I wouldn't say I "worry" about it.  The concept of not having global vars at all (well, unless there's a damn good reason, avoid at all costs like the 'goto') has been drilled down into my skull ever since I finished my first C++ programming class in college.

From a design perspective, this makes sense.  Fewer global vars are a good thing.  They can give you quirky behavior unless you're super careful.  I was more curious when you guys design Lisp apps, how you treat global variables (yes, classes, functions, etc. are global as well, but this is not exactly the same thing) in Lisp.  Even in imperative and OO languages globals have a time and place (but very seldom and there has to be a damn good reason why).  Do professional Lisp developers actively embrace them?  Stay away from them like you would in other programming languages?  Or is there some other middle-ground that I'm not aware of.

The example that you provide is exactly where I could see how things could go very wrong in terms of undefined behavior :-) .  How are global variable regarded in Lisp?

On Wed, Apr 25, 2012 at 12:09 AM, Pascal J. Bourguignon <pjb@informatimago.com> wrote:
"Yves S. Garret" <yoursurrogategod@gmail.com> writes:

> Hi, going through Land of Lisp and I get to a part of the book where
> you define global variables.  I realize that the author is trying to
> educate the students about this, but is there ever a good reason for
> globals in Lisp?  In Java, C/C++, PHP, etc. it's frowned down upon at
> best.

Functions, classes, types, constants, packages, etc,  are global
bindings.
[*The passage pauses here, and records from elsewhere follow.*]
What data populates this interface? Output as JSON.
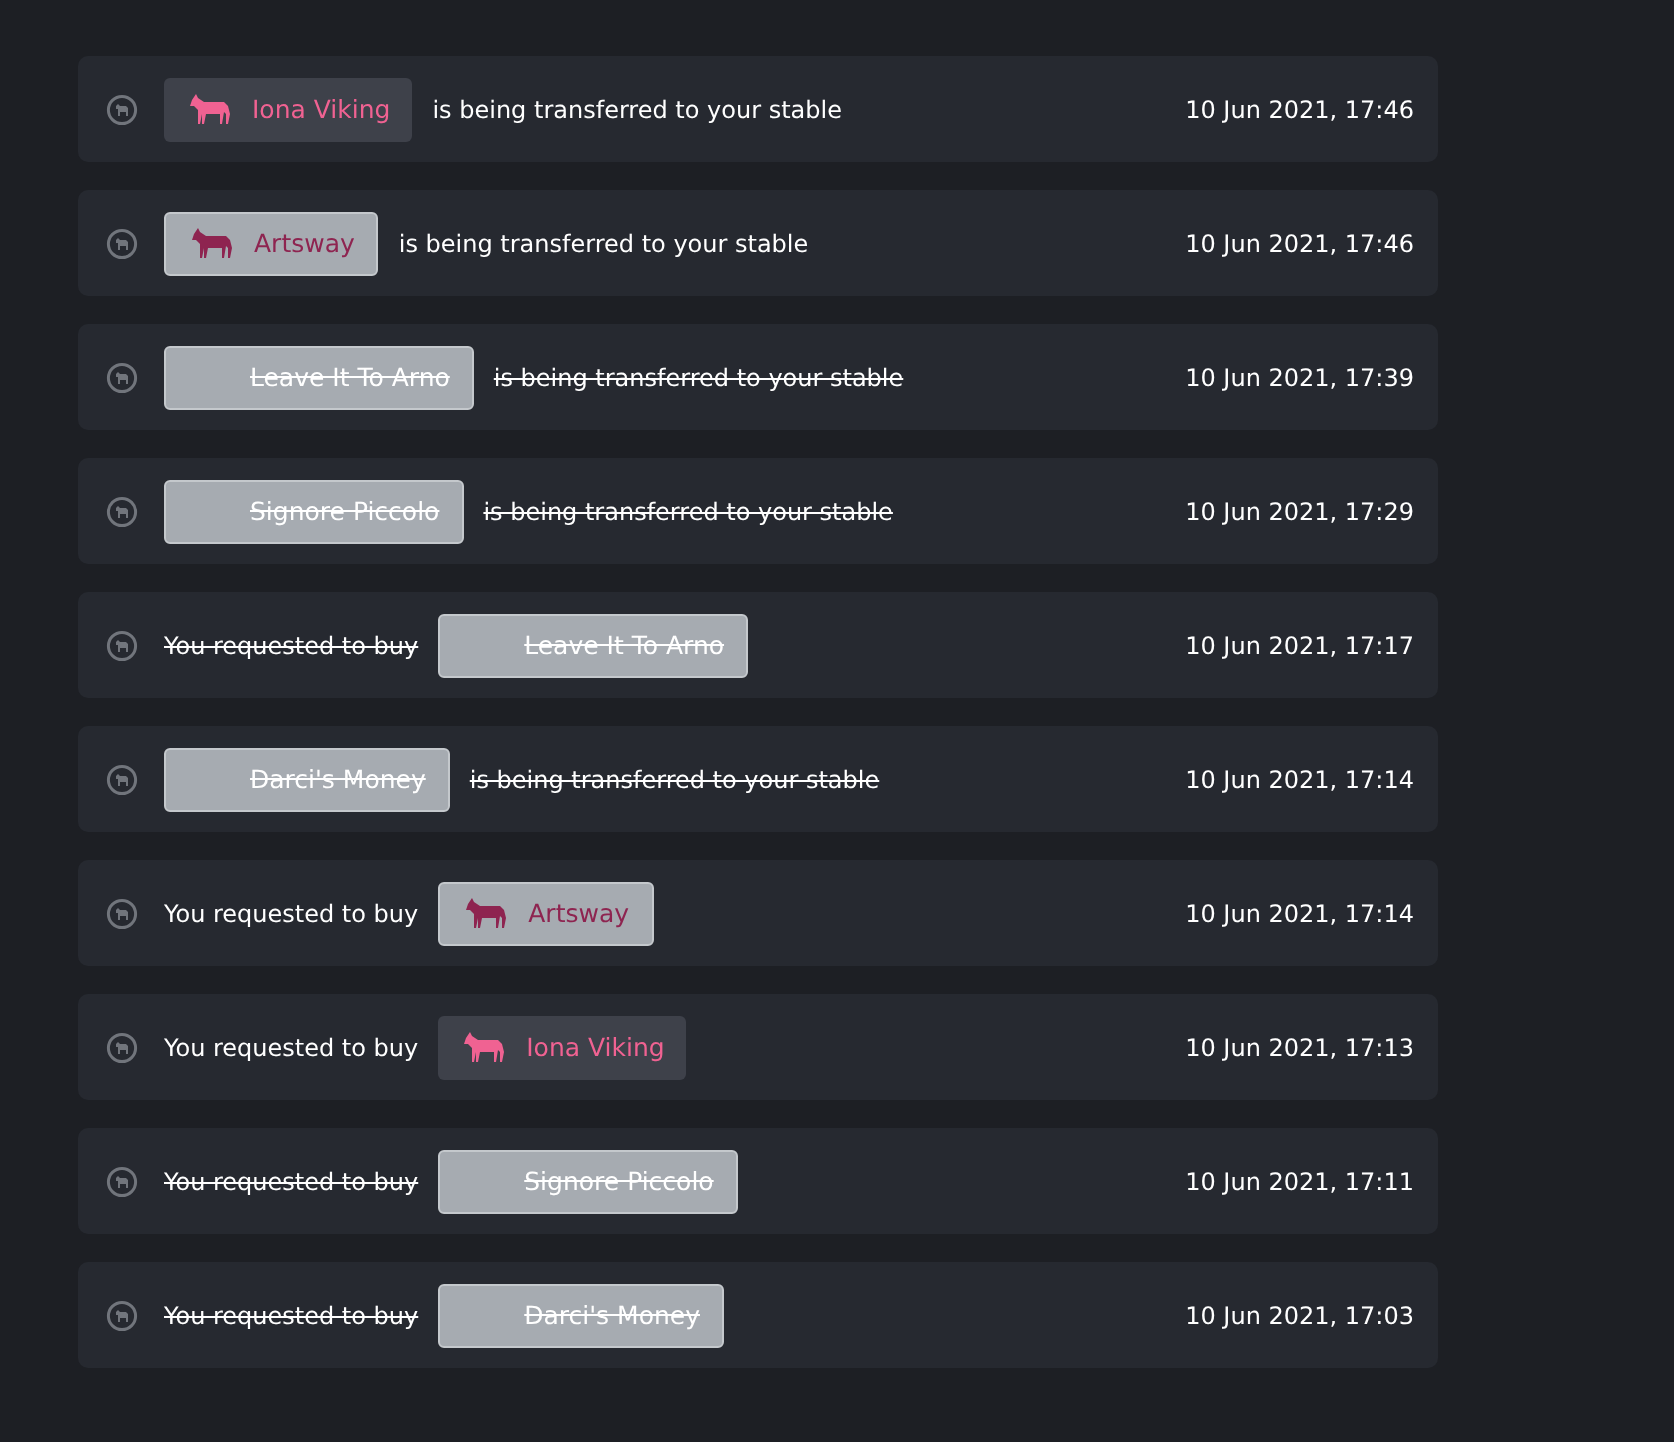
{
  "events": [
    {
      "kind": "transfer",
      "cancelled": false,
      "horse": {
        "name": "Iona Viking",
        "kind": "dark",
        "color": "#f06292"
      },
      "text": "is being transferred to your stable",
      "time": "10 Jun 2021, 17:46"
    },
    {
      "kind": "transfer",
      "cancelled": false,
      "horse": {
        "name": "Artsway",
        "kind": "light",
        "color": "#8e2450"
      },
      "text": "is being transferred to your stable",
      "time": "10 Jun 2021, 17:46"
    },
    {
      "kind": "transfer",
      "cancelled": true,
      "horse": {
        "name": "Leave It To Arno",
        "kind": "light"
      },
      "text": "is being transferred to your stable",
      "time": "10 Jun 2021, 17:39"
    },
    {
      "kind": "transfer",
      "cancelled": true,
      "horse": {
        "name": "Signore Piccolo",
        "kind": "light"
      },
      "text": "is being transferred to your stable",
      "time": "10 Jun 2021, 17:29"
    },
    {
      "kind": "request",
      "cancelled": true,
      "horse": {
        "name": "Leave It To Arno",
        "kind": "light"
      },
      "text": "You requested to buy",
      "time": "10 Jun 2021, 17:17"
    },
    {
      "kind": "transfer",
      "cancelled": true,
      "horse": {
        "name": "Darci's Money",
        "kind": "light"
      },
      "text": "is being transferred to your stable",
      "time": "10 Jun 2021, 17:14"
    },
    {
      "kind": "request",
      "cancelled": false,
      "horse": {
        "name": "Artsway",
        "kind": "light",
        "color": "#8e2450"
      },
      "text": "You requested to buy",
      "time": "10 Jun 2021, 17:14"
    },
    {
      "kind": "request",
      "cancelled": false,
      "horse": {
        "name": "Iona Viking",
        "kind": "dark",
        "color": "#f06292"
      },
      "text": "You requested to buy",
      "time": "10 Jun 2021, 17:13"
    },
    {
      "kind": "request",
      "cancelled": true,
      "horse": {
        "name": "Signore Piccolo",
        "kind": "light"
      },
      "text": "You requested to buy",
      "time": "10 Jun 2021, 17:11"
    },
    {
      "kind": "request",
      "cancelled": true,
      "horse": {
        "name": "Darci's Money",
        "kind": "light"
      },
      "text": "You requested to buy",
      "time": "10 Jun 2021, 17:03"
    }
  ]
}
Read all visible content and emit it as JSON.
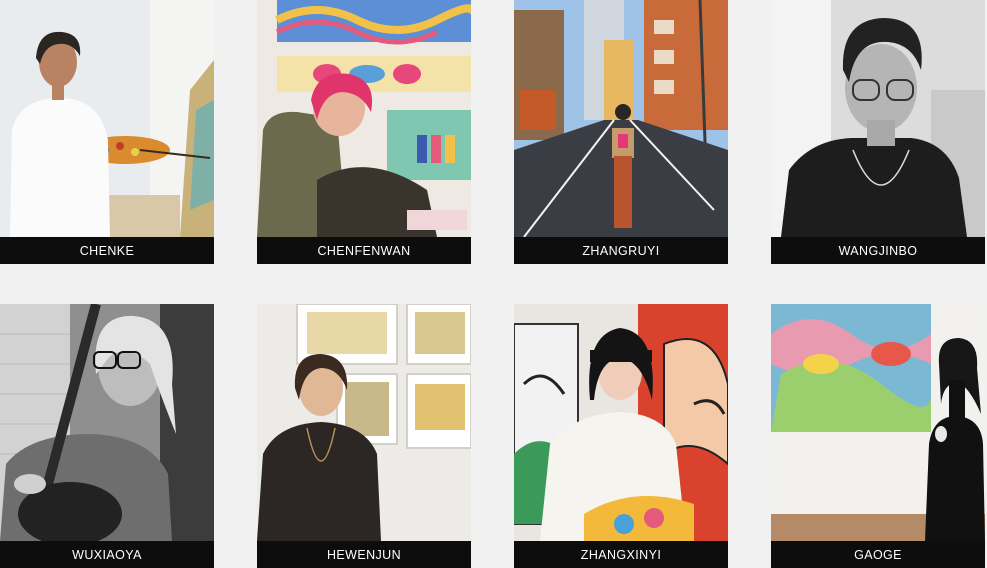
{
  "artists": [
    {
      "name": "CHENKE"
    },
    {
      "name": "CHENFENWAN"
    },
    {
      "name": "ZHANGRUYI"
    },
    {
      "name": "WANGJINBO"
    },
    {
      "name": "WUXIAOYA"
    },
    {
      "name": "HEWENJUN"
    },
    {
      "name": "ZHANGXINYI"
    },
    {
      "name": "GAOGE"
    }
  ],
  "colors": {
    "page_background": "#f1f1f1",
    "caption_background": "#0d0d0d",
    "caption_text": "#ffffff"
  }
}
There are so many things that have global names, why do you worry about
a few global variables?


Yes, there are good reasons to have global variables.

The main one is to keep references to "persistent" data.  The scope of
persistence being that of the lisp image (and remember that
implementations provide operators to save the lisp images and reload
them).

Given the REPL, global variables allow passing data between two
functions called independently, and with the programmer intervention at
the REPL in the middle.


   cl-user> (defvar *data*)
   *data*
   cl-user> (defun compute-phase-a () (setf *data* (random 42)))
   compute-phase-a
   cl-user> (defun compute-phase-b () (* 2 *data*))
   compute-phase-b
   cl-user> (compute-phase-a)
   40
   cl-user> *data*
   40
   cl-user> (compute-phase-b)
   80
   cl-user> *data*
   40


Also, in Common Lisp global variables defined with defvar and
defparameter are special variables.  All the bindings involving the
symbol naming them are dynamic bindings.  This allow passing pervasive
parameter unconspicuously.

   cl-user> (defun do-something () (print *data*) (terpri))
   do-something
   cl-user> (setf *print-base* 16.)
   10
   cl-user> (do-something)

   28
   nil
   cl-user> (setf *print-base* 10.)
   10
   cl-user> (do-something)

   40
   nil



--
__Pascal Bourguignon__                     http://www.informatimago.com/
A bad day in () is better than a good day in {}.